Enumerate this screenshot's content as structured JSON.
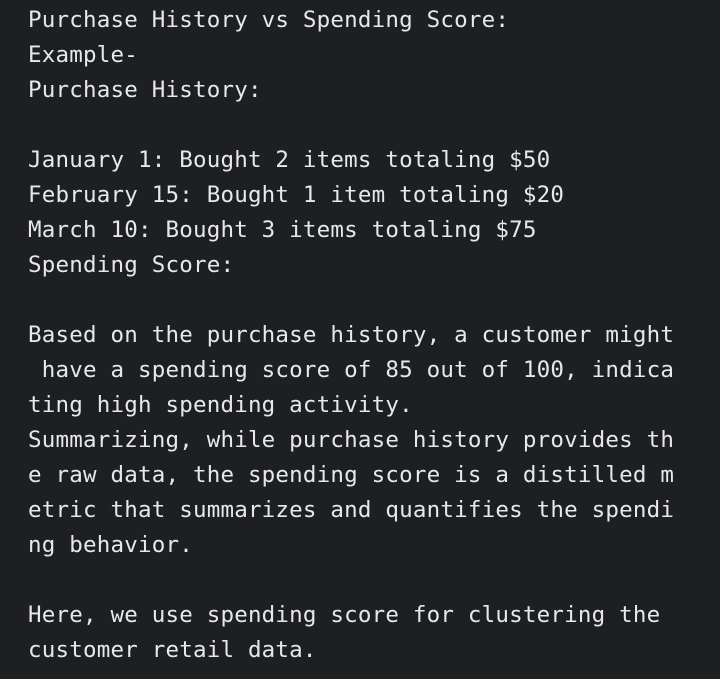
{
  "document": {
    "lines": [
      "Purchase History vs Spending Score:",
      "Example-",
      "Purchase History:",
      "",
      "January 1: Bought 2 items totaling $50",
      "February 15: Bought 1 item totaling $20",
      "March 10: Bought 3 items totaling $75",
      "Spending Score:",
      "",
      "Based on the purchase history, a customer might",
      " have a spending score of 85 out of 100, indica",
      "ting high spending activity.",
      "Summarizing, while purchase history provides th",
      "e raw data, the spending score is a distilled m",
      "etric that summarizes and quantifies the spendi",
      "ng behavior.",
      "",
      "Here, we use spending score for clustering the",
      "customer retail data."
    ]
  }
}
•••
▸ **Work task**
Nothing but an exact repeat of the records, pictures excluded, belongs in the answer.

▸ **Solution for this exercise**
Enumerate this screenshot's content as structured JSON.
{
  "document": {
    "lines": [
      "Purchase History vs Spending Score:",
      "Example-",
      "Purchase History:",
      "",
      "January 1: Bought 2 items totaling $50",
      "February 15: Bought 1 item totaling $20",
      "March 10: Bought 3 items totaling $75",
      "Spending Score:",
      "",
      "Based on the purchase history, a customer might",
      " have a spending score of 85 out of 100, indica",
      "ting high spending activity.",
      "Summarizing, while purchase history provides th",
      "e raw data, the spending score is a distilled m",
      "etric that summarizes and quantifies the spendi",
      "ng behavior.",
      "",
      "Here, we use spending score for clustering the",
      "customer retail data."
    ]
  }
}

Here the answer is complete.